I'm not the one to offer another plan, but I'd say that one place to start is by acknowledging the differences in communities that teachers and schools can't control. I'm not sure when it became a crime to recognize that socio-economic status does reflect in testing scores. Perhaps instead of pretending that fact doesn't exist and punishing teachers and schools for operating in less priviledged areas, the government could reward and support those teachers and schools so that they can do the best they can for the community as a whole.

Also, it might help to realize that achieving 100% success rate is impossible, unless you start doctoring the numbers. Which means schools that are really doing well are STILL stuck with a program that does not help the school or the students within it. Or, the schools get to select their students, and then SURPRISE they can have perfect scores.

We're demoralizing our teachers, limiting our kids, jepordizing our public education system and for what, a statistically unreachable goal.

Alkelda the Gleeful said...

This would be a theraputic meme-- apply NCLB to your own profession and write about it. Thanks, Tricia, for sharing the football version!

Mary Lee said...

Thanks, Tricia, for digging out the football/NCLB one. I had forgotten about that one.

I agree with Alkelda -- this is MEME material!

Lady S said...

When I was student teaching the state of Virginia had just introduced the (or new) SOLs (the actual standards, not the tests). I was teaching 5th graders, on a 3rd grade reading level, from an 8th grade history book because there were no texts for the new requirements at that level.
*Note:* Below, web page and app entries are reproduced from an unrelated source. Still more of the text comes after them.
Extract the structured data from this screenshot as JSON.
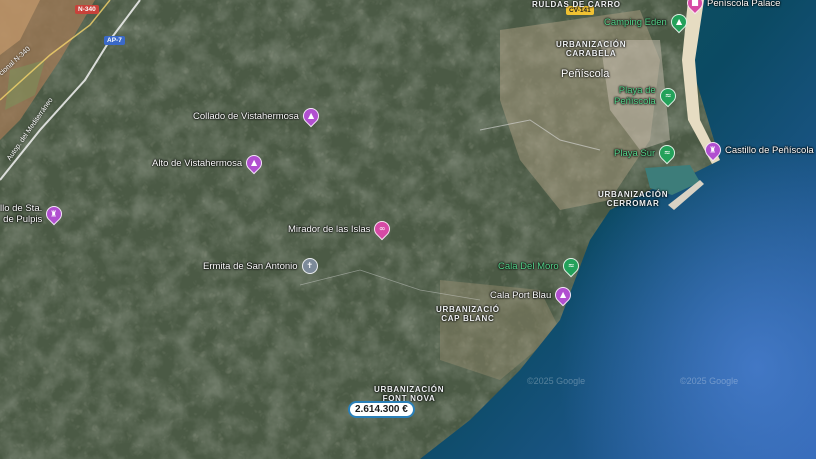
{
  "map": {
    "pois": [
      {
        "key": "collado",
        "name": "Collado de Vistahermosa",
        "icon": "viewpoint-icon",
        "color": "purple"
      },
      {
        "key": "alto",
        "name": "Alto de Vistahermosa",
        "icon": "viewpoint-icon",
        "color": "purple"
      },
      {
        "key": "pulpis",
        "name": "llo de Sta.\nde Pulpis",
        "icon": "castle-icon",
        "color": "purple"
      },
      {
        "key": "mirador",
        "name": "Mirador de las Islas",
        "icon": "binoculars-icon",
        "color": "pink"
      },
      {
        "key": "ermita",
        "name": "Ermita de San Antonio",
        "icon": "church-icon",
        "color": "gray"
      },
      {
        "key": "camping",
        "name": "Camping Eden",
        "icon": "tent-icon",
        "color": "green"
      },
      {
        "key": "playa_peniscola",
        "name": "Playa de\nPeñíscola",
        "icon": "beach-icon",
        "color": "green"
      },
      {
        "key": "playa_sur",
        "name": "Playa Sur",
        "icon": "beach-icon",
        "color": "green"
      },
      {
        "key": "castillo",
        "name": "Castillo de Peñíscola",
        "icon": "castle-icon",
        "color": "purple"
      },
      {
        "key": "cala_moro",
        "name": "Cala Del Moro",
        "icon": "beach-icon",
        "color": "green"
      },
      {
        "key": "cala_port_blau",
        "name": "Cala Port Blau",
        "icon": "viewpoint-icon",
        "color": "purple"
      },
      {
        "key": "peniscola_palace",
        "name": "Peníscola Palace",
        "icon": "hotel-icon",
        "color": "pink"
      }
    ],
    "areas": {
      "carabela": "URBANIZACIÓN\nCARABELA",
      "cerromar": "URBANIZACIÓN\nCERROMAR",
      "cap_blanc": "URBANIZACIÓ\nCAP BLANC",
      "font_nova": "URBANIZACIÓN\nFONT NOVA",
      "ruldas": "RULDAS DE CARRO"
    },
    "town": "Peñíscola",
    "roads": {
      "n340_shield": "N-340",
      "ap7_shield": "AP-7",
      "cv141_shield": "CV-141",
      "n340_label": "cional N-340",
      "autopista_label": "Autop. del Mediterráneo"
    },
    "price_tag": "2.614.300 €",
    "watermarks": [
      "©2025 Google",
      "©2025 Google"
    ]
  }
}
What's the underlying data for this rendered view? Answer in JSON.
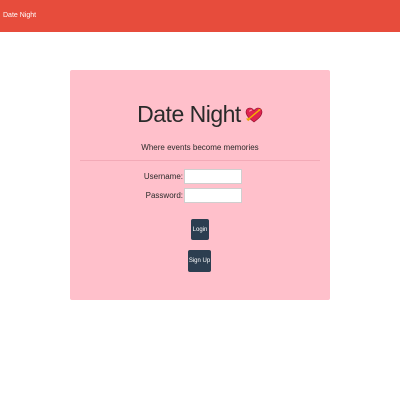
{
  "navbar": {
    "brand": "Date Night",
    "color": "#e74c3c"
  },
  "card": {
    "background": "#ffc0cb",
    "title": "Date Night",
    "title_icon": "heart-with-arrow-icon",
    "tagline": "Where events become memories"
  },
  "form": {
    "username_label": "Username:",
    "username_value": "",
    "password_label": "Password:",
    "password_value": "",
    "login_label": "Login",
    "signup_label": "Sign Up",
    "button_color": "#2c3e50"
  }
}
This was before NCLB (1998) and even then I knew my children weren't moving along. It was amazing to me that I could look at my fifth graders and guess which ones would make it to college, which would make it through high school, and which would make it to jail. However, I could look at my second graders and see a bright future in all of them. Where do "we" go wrong?